Lines in the entries below where the word "example" shows up should each be copied.

══ SUPPLIED ENTRIES ══

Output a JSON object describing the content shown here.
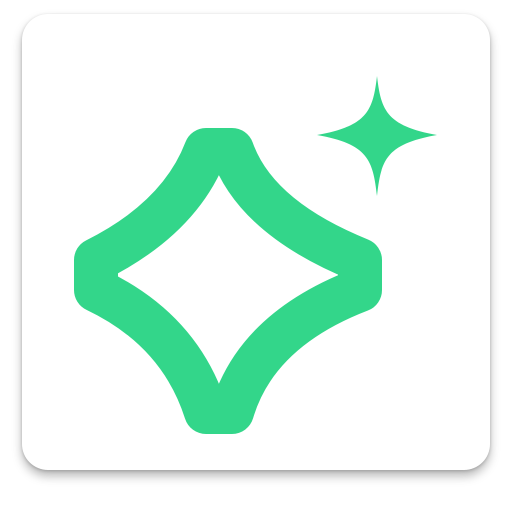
{
  "app_icon": {
    "name": "sparkle-app-icon",
    "accent_color": "#33D68A",
    "tile_color": "#FFFFFF",
    "icons": [
      "sparkle-outline-icon",
      "sparkle-small-icon"
    ]
  }
}
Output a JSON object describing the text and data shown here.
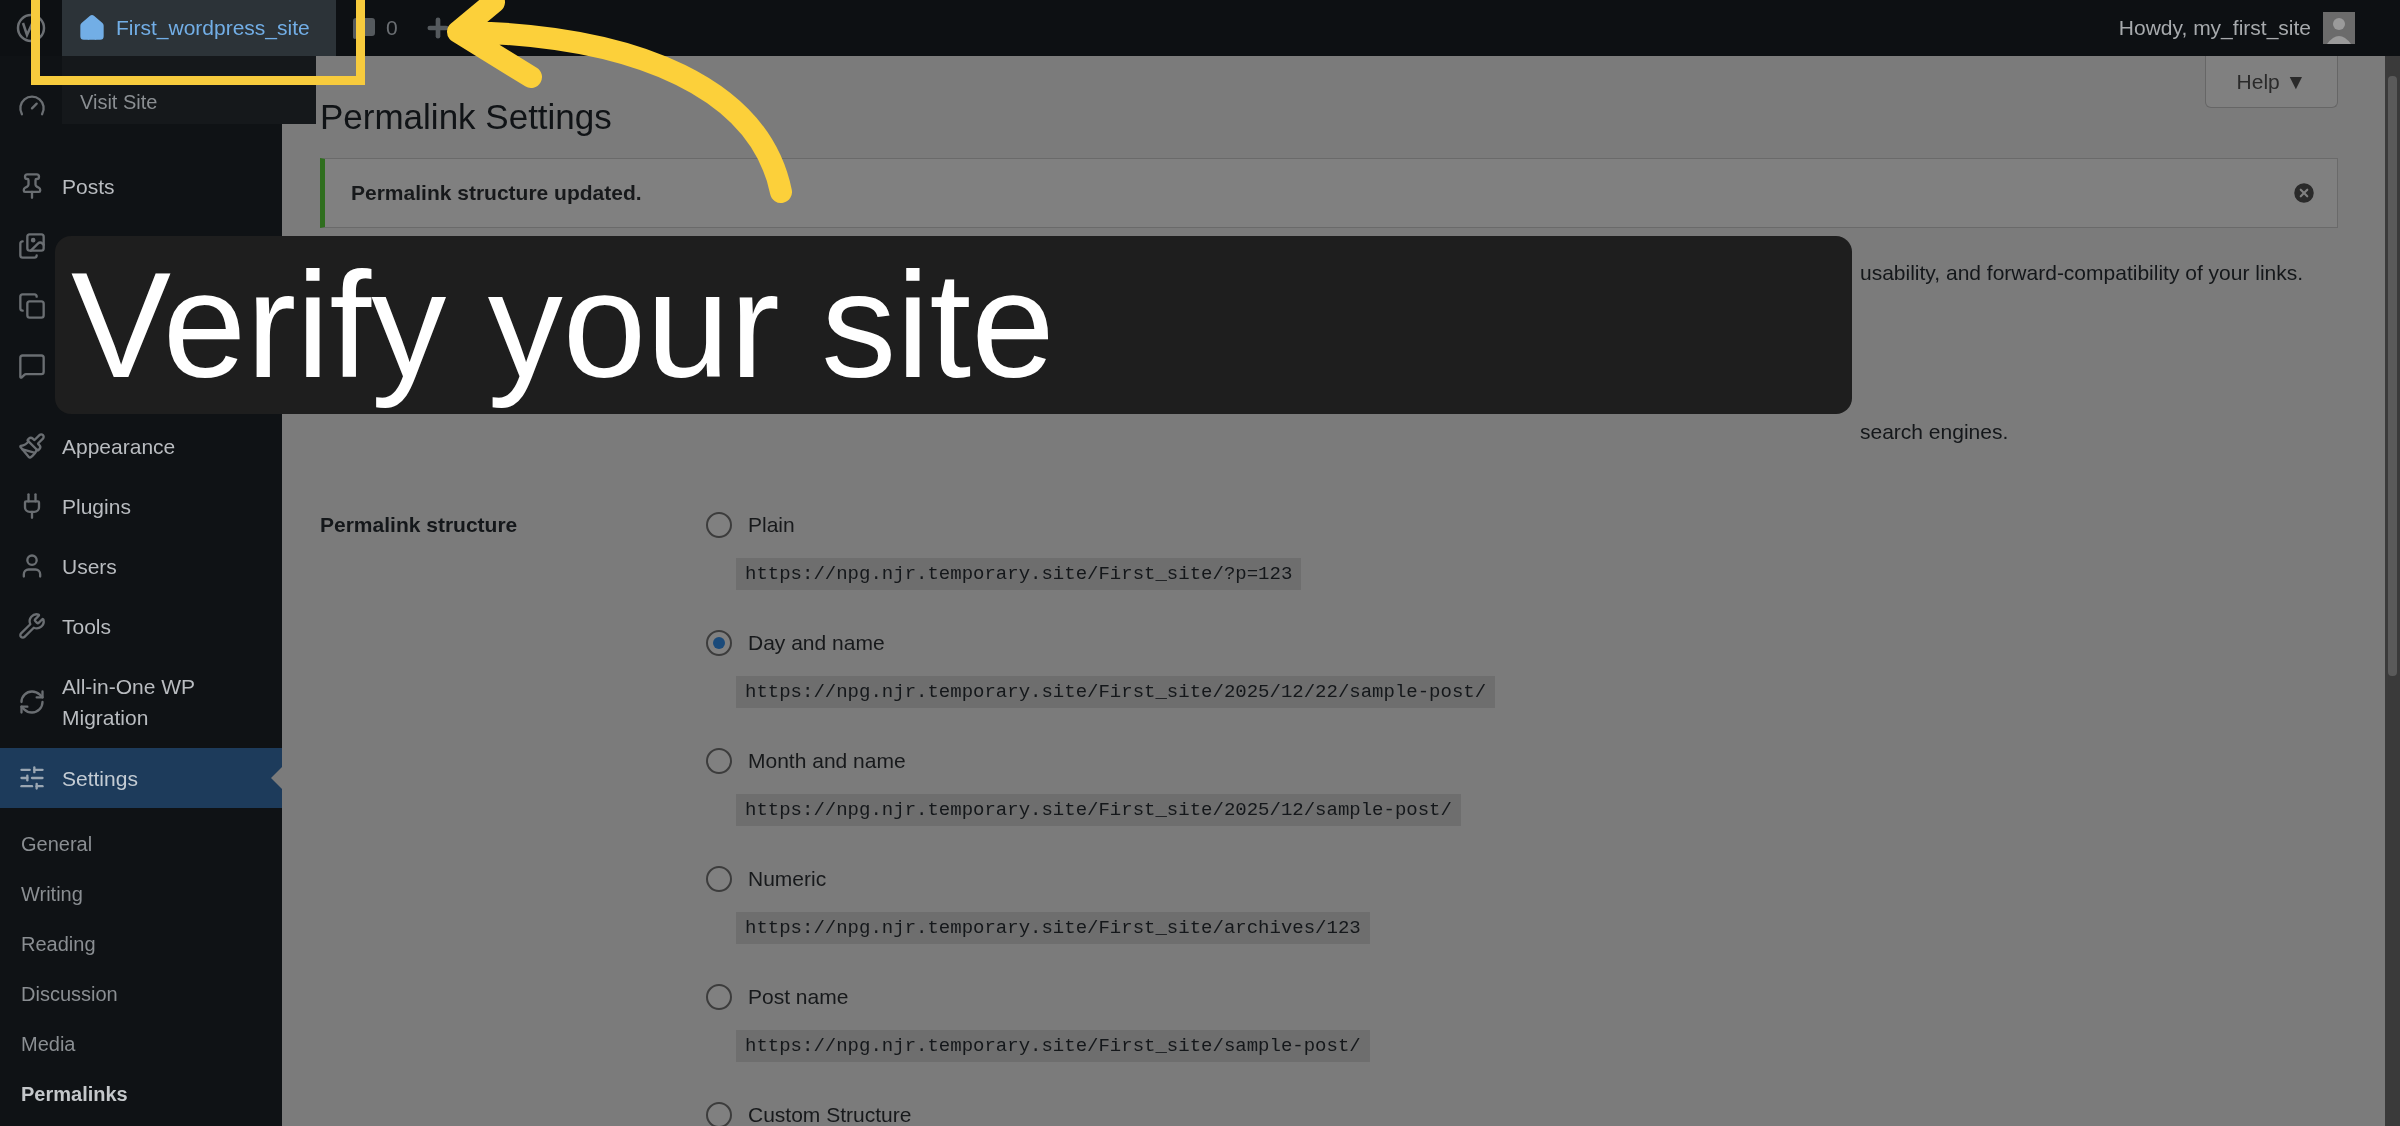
{
  "admin_bar": {
    "site_name": "First_wordpress_site",
    "site_menu": {
      "expanded": true,
      "items": [
        "Visit Site"
      ]
    },
    "comments_count": "0",
    "greeting": "Howdy, my_first_site"
  },
  "sidebar": {
    "items": [
      {
        "label": "Posts",
        "selected": false
      },
      {
        "selected": false
      },
      {
        "selected": false
      },
      {
        "selected": false
      },
      {
        "label": "Appearance",
        "selected": false
      },
      {
        "label": "Plugins",
        "selected": false
      },
      {
        "label": "Users",
        "selected": false
      },
      {
        "label": "Tools",
        "selected": false
      },
      {
        "label": "All-in-One WP Migration",
        "selected": false
      },
      {
        "label": "Settings",
        "selected": true
      }
    ],
    "submenu": [
      {
        "label": "General",
        "selected": false
      },
      {
        "label": "Writing",
        "selected": false
      },
      {
        "label": "Reading",
        "selected": false
      },
      {
        "label": "Discussion",
        "selected": false
      },
      {
        "label": "Media",
        "selected": false
      },
      {
        "label": "Permalinks",
        "selected": true
      }
    ]
  },
  "help_button": "Help ▼",
  "page_title": "Permalink Settings",
  "notice": {
    "text": "Permalink structure updated.",
    "kind": "success"
  },
  "intro": {
    "visible_text": "usability, and forward-compatibility of your links."
  },
  "common_settings": {
    "visible_text": "search engines."
  },
  "permalink_structure": {
    "label": "Permalink structure",
    "options": [
      {
        "label": "Plain",
        "example": "https://npg.njr.temporary.site/First_site/?p=123",
        "selected": false
      },
      {
        "label": "Day and name",
        "example": "https://npg.njr.temporary.site/First_site/2025/12/22/sample-post/",
        "selected": true
      },
      {
        "label": "Month and name",
        "example": "https://npg.njr.temporary.site/First_site/2025/12/sample-post/",
        "selected": false
      },
      {
        "label": "Numeric",
        "example": "https://npg.njr.temporary.site/First_site/archives/123",
        "selected": false
      },
      {
        "label": "Post name",
        "example": "https://npg.njr.temporary.site/First_site/sample-post/",
        "selected": false
      },
      {
        "label": "Custom Structure",
        "selected": false
      }
    ]
  },
  "tutorial": {
    "caption": "Verify your site"
  }
}
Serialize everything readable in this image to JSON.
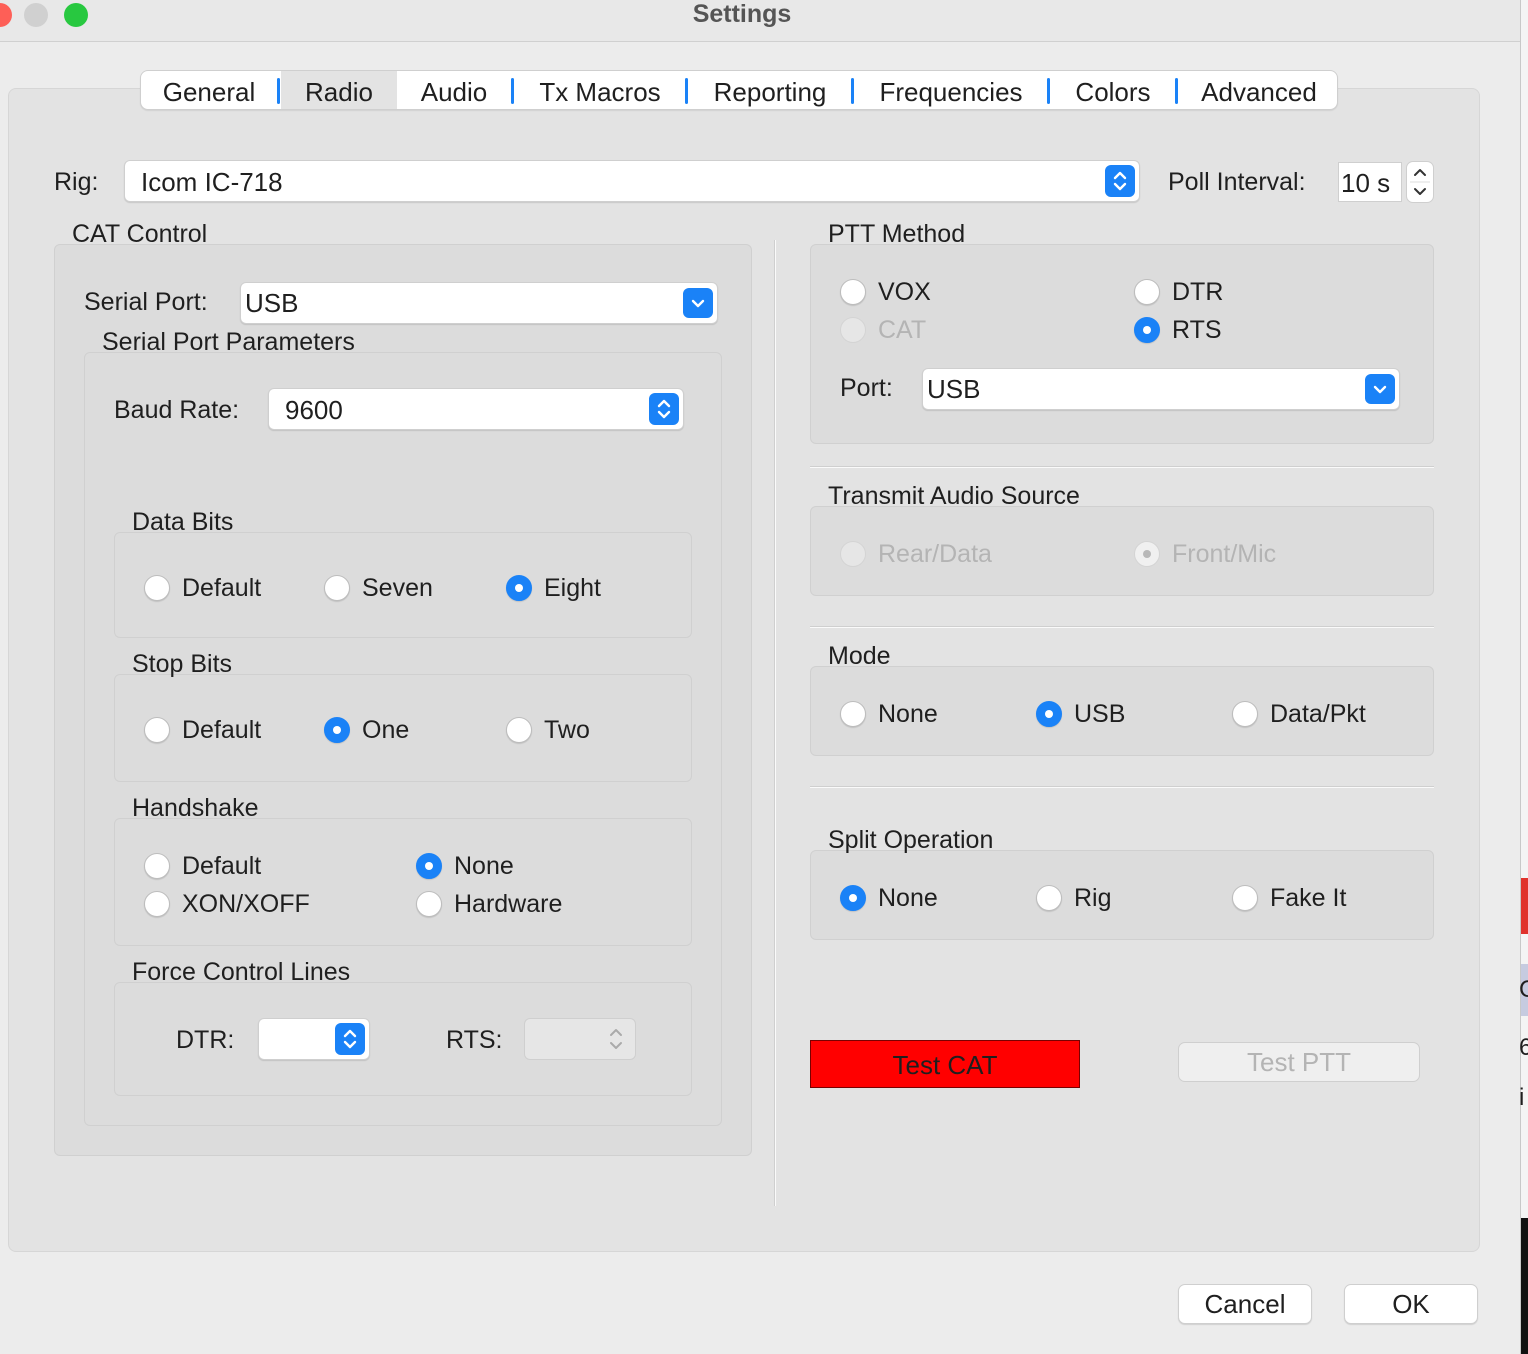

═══

# [TASK RESPONSE]
        "example": "https://npg.njr.temporary.site/First_site/?p=123",
        "example": "https://npg.njr.temporary.site/First_site/2025/12/22/sample-post/",
        "example": "https://npg.njr.temporary.site/First_site/2025/12/sample-post/",
        "example": "https://npg.njr.temporary.site/First_site/archives/123",
        "example": "https://npg.njr.temporary.site/First_site/sample-post/",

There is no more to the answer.